**Your assignment:**
A precise copy of the data is required, with every picture left out.

**Task inputs:**

- - - - - - -

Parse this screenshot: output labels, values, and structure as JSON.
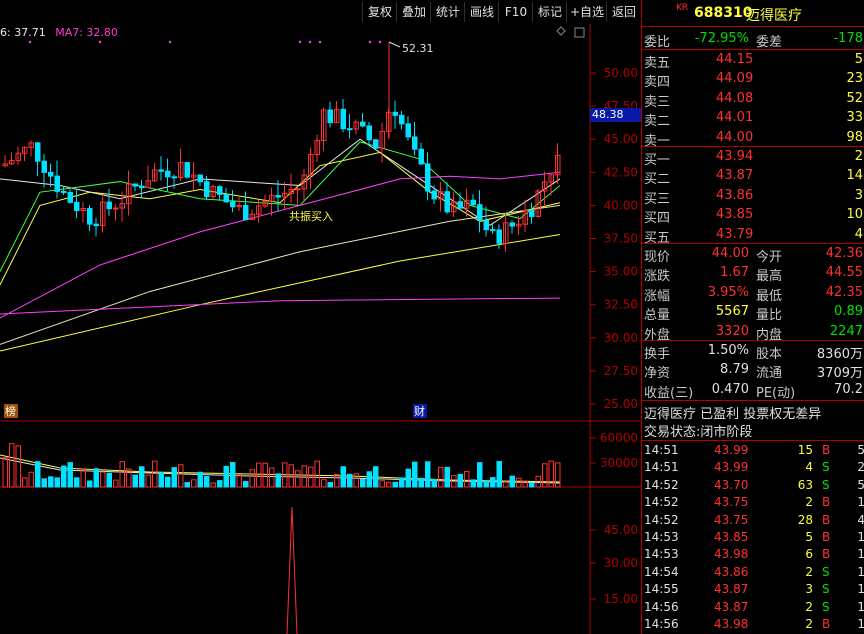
{
  "toolbar": {
    "buttons": [
      "复权",
      "叠加",
      "统计",
      "画线",
      "F10",
      "标记",
      "+自选",
      "返回"
    ]
  },
  "legend": {
    "ma1": "6: 37.71",
    "ma2": "MA7: 32.80"
  },
  "chart": {
    "price_axis": [
      "50.00",
      "47.50",
      "45.00",
      "42.50",
      "40.00",
      "37.50",
      "35.00",
      "32.50",
      "30.00",
      "27.50",
      "25.00"
    ],
    "volume_axis": [
      "60000",
      "30000"
    ],
    "indicator_axis": [
      "45.00",
      "30.00",
      "15.00"
    ],
    "high_marker": "52.31",
    "current_price_label": "48.38",
    "annotation": "共振买入",
    "badge_left": "榜",
    "badge_fin": "财"
  },
  "chart_data": {
    "type": "candlestick",
    "ylim": [
      25,
      52.31
    ],
    "annotations": [
      "52.31",
      "共振买入"
    ]
  },
  "panel": {
    "kr": "KR",
    "code": "688310",
    "name": "迈得医疗",
    "weibi_label": "委比",
    "weibi": "-72.95%",
    "weicha_label": "委差",
    "weicha": "-178",
    "asks": [
      {
        "label": "卖五",
        "price": "44.15",
        "vol": "5"
      },
      {
        "label": "卖四",
        "price": "44.09",
        "vol": "23"
      },
      {
        "label": "卖三",
        "price": "44.08",
        "vol": "52"
      },
      {
        "label": "卖二",
        "price": "44.01",
        "vol": "33"
      },
      {
        "label": "卖一",
        "price": "44.00",
        "vol": "98"
      }
    ],
    "bids": [
      {
        "label": "买一",
        "price": "43.94",
        "vol": "2"
      },
      {
        "label": "买二",
        "price": "43.87",
        "vol": "14"
      },
      {
        "label": "买三",
        "price": "43.86",
        "vol": "3"
      },
      {
        "label": "买四",
        "price": "43.85",
        "vol": "10"
      },
      {
        "label": "买五",
        "price": "43.79",
        "vol": "4"
      }
    ],
    "quote": [
      {
        "l1": "现价",
        "v1": "44.00",
        "c1": "red",
        "l2": "今开",
        "v2": "42.36",
        "c2": "red"
      },
      {
        "l1": "涨跌",
        "v1": "1.67",
        "c1": "red",
        "l2": "最高",
        "v2": "44.55",
        "c2": "red"
      },
      {
        "l1": "涨幅",
        "v1": "3.95%",
        "c1": "red",
        "l2": "最低",
        "v2": "42.35",
        "c2": "red"
      },
      {
        "l1": "总量",
        "v1": "5567",
        "c1": "yel",
        "l2": "量比",
        "v2": "0.89",
        "c2": "grn"
      },
      {
        "l1": "外盘",
        "v1": "3320",
        "c1": "red",
        "l2": "内盘",
        "v2": "2247",
        "c2": "grn"
      }
    ],
    "stats": [
      {
        "l1": "换手",
        "v1": "1.50%",
        "l2": "股本",
        "v2": "8360万"
      },
      {
        "l1": "净资",
        "v1": "8.79",
        "l2": "流通",
        "v2": "3709万"
      },
      {
        "l1": "收益(三)",
        "v1": "0.470",
        "l2": "PE(动)",
        "v2": "70.2"
      }
    ],
    "info1": "迈得医疗 已盈利 投票权无差异",
    "info2": "交易状态:闭市阶段",
    "ticks": [
      {
        "time": "14:51",
        "price": "43.99",
        "vol": "15",
        "side": "B",
        "n": "5"
      },
      {
        "time": "14:51",
        "price": "43.99",
        "vol": "4",
        "side": "S",
        "n": "2"
      },
      {
        "time": "14:52",
        "price": "43.70",
        "vol": "63",
        "side": "S",
        "n": "5"
      },
      {
        "time": "14:52",
        "price": "43.75",
        "vol": "2",
        "side": "B",
        "n": "1"
      },
      {
        "time": "14:52",
        "price": "43.75",
        "vol": "28",
        "side": "B",
        "n": "4"
      },
      {
        "time": "14:53",
        "price": "43.85",
        "vol": "5",
        "side": "B",
        "n": "1"
      },
      {
        "time": "14:53",
        "price": "43.98",
        "vol": "6",
        "side": "B",
        "n": "1"
      },
      {
        "time": "14:54",
        "price": "43.86",
        "vol": "2",
        "side": "S",
        "n": "1"
      },
      {
        "time": "14:55",
        "price": "43.87",
        "vol": "3",
        "side": "S",
        "n": "1"
      },
      {
        "time": "14:56",
        "price": "43.87",
        "vol": "2",
        "side": "S",
        "n": "1"
      },
      {
        "time": "14:56",
        "price": "43.98",
        "vol": "2",
        "side": "B",
        "n": "1"
      }
    ]
  },
  "colors": {
    "up": "#ff3030",
    "down": "#00e0ff",
    "grid": "#b00000",
    "ma_white": "#e8e8e8",
    "ma_yellow": "#ffff40",
    "ma_magenta": "#ff40ff",
    "ma_green": "#40ff40"
  }
}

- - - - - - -

**Your response:**
Parse this screenshot: output labels, values, and structure as JSON.
{
  "toolbar": {
    "buttons": [
      "复权",
      "叠加",
      "统计",
      "画线",
      "F10",
      "标记",
      "+自选",
      "返回"
    ]
  },
  "legend": {
    "ma1": "6: 37.71",
    "ma2": "MA7: 32.80"
  },
  "chart": {
    "price_axis": [
      "50.00",
      "47.50",
      "45.00",
      "42.50",
      "40.00",
      "37.50",
      "35.00",
      "32.50",
      "30.00",
      "27.50",
      "25.00"
    ],
    "volume_axis": [
      "60000",
      "30000"
    ],
    "indicator_axis": [
      "45.00",
      "30.00",
      "15.00"
    ],
    "high_marker": "52.31",
    "current_price_label": "48.38",
    "annotation": "共振买入",
    "badge_left": "榜",
    "badge_fin": "财"
  },
  "chart_data": {
    "type": "candlestick",
    "ylim": [
      25,
      52.31
    ],
    "annotations": [
      "52.31",
      "共振买入"
    ]
  },
  "panel": {
    "kr": "KR",
    "code": "688310",
    "name": "迈得医疗",
    "weibi_label": "委比",
    "weibi": "-72.95%",
    "weicha_label": "委差",
    "weicha": "-178",
    "asks": [
      {
        "label": "卖五",
        "price": "44.15",
        "vol": "5"
      },
      {
        "label": "卖四",
        "price": "44.09",
        "vol": "23"
      },
      {
        "label": "卖三",
        "price": "44.08",
        "vol": "52"
      },
      {
        "label": "卖二",
        "price": "44.01",
        "vol": "33"
      },
      {
        "label": "卖一",
        "price": "44.00",
        "vol": "98"
      }
    ],
    "bids": [
      {
        "label": "买一",
        "price": "43.94",
        "vol": "2"
      },
      {
        "label": "买二",
        "price": "43.87",
        "vol": "14"
      },
      {
        "label": "买三",
        "price": "43.86",
        "vol": "3"
      },
      {
        "label": "买四",
        "price": "43.85",
        "vol": "10"
      },
      {
        "label": "买五",
        "price": "43.79",
        "vol": "4"
      }
    ],
    "quote": [
      {
        "l1": "现价",
        "v1": "44.00",
        "c1": "red",
        "l2": "今开",
        "v2": "42.36",
        "c2": "red"
      },
      {
        "l1": "涨跌",
        "v1": "1.67",
        "c1": "red",
        "l2": "最高",
        "v2": "44.55",
        "c2": "red"
      },
      {
        "l1": "涨幅",
        "v1": "3.95%",
        "c1": "red",
        "l2": "最低",
        "v2": "42.35",
        "c2": "red"
      },
      {
        "l1": "总量",
        "v1": "5567",
        "c1": "yel",
        "l2": "量比",
        "v2": "0.89",
        "c2": "grn"
      },
      {
        "l1": "外盘",
        "v1": "3320",
        "c1": "red",
        "l2": "内盘",
        "v2": "2247",
        "c2": "grn"
      }
    ],
    "stats": [
      {
        "l1": "换手",
        "v1": "1.50%",
        "l2": "股本",
        "v2": "8360万"
      },
      {
        "l1": "净资",
        "v1": "8.79",
        "l2": "流通",
        "v2": "3709万"
      },
      {
        "l1": "收益(三)",
        "v1": "0.470",
        "l2": "PE(动)",
        "v2": "70.2"
      }
    ],
    "info1": "迈得医疗 已盈利 投票权无差异",
    "info2": "交易状态:闭市阶段",
    "ticks": [
      {
        "time": "14:51",
        "price": "43.99",
        "vol": "15",
        "side": "B",
        "n": "5"
      },
      {
        "time": "14:51",
        "price": "43.99",
        "vol": "4",
        "side": "S",
        "n": "2"
      },
      {
        "time": "14:52",
        "price": "43.70",
        "vol": "63",
        "side": "S",
        "n": "5"
      },
      {
        "time": "14:52",
        "price": "43.75",
        "vol": "2",
        "side": "B",
        "n": "1"
      },
      {
        "time": "14:52",
        "price": "43.75",
        "vol": "28",
        "side": "B",
        "n": "4"
      },
      {
        "time": "14:53",
        "price": "43.85",
        "vol": "5",
        "side": "B",
        "n": "1"
      },
      {
        "time": "14:53",
        "price": "43.98",
        "vol": "6",
        "side": "B",
        "n": "1"
      },
      {
        "time": "14:54",
        "price": "43.86",
        "vol": "2",
        "side": "S",
        "n": "1"
      },
      {
        "time": "14:55",
        "price": "43.87",
        "vol": "3",
        "side": "S",
        "n": "1"
      },
      {
        "time": "14:56",
        "price": "43.87",
        "vol": "2",
        "side": "S",
        "n": "1"
      },
      {
        "time": "14:56",
        "price": "43.98",
        "vol": "2",
        "side": "B",
        "n": "1"
      }
    ]
  },
  "colors": {
    "up": "#ff3030",
    "down": "#00e0ff",
    "grid": "#b00000",
    "ma_white": "#e8e8e8",
    "ma_yellow": "#ffff40",
    "ma_magenta": "#ff40ff",
    "ma_green": "#40ff40"
  }
}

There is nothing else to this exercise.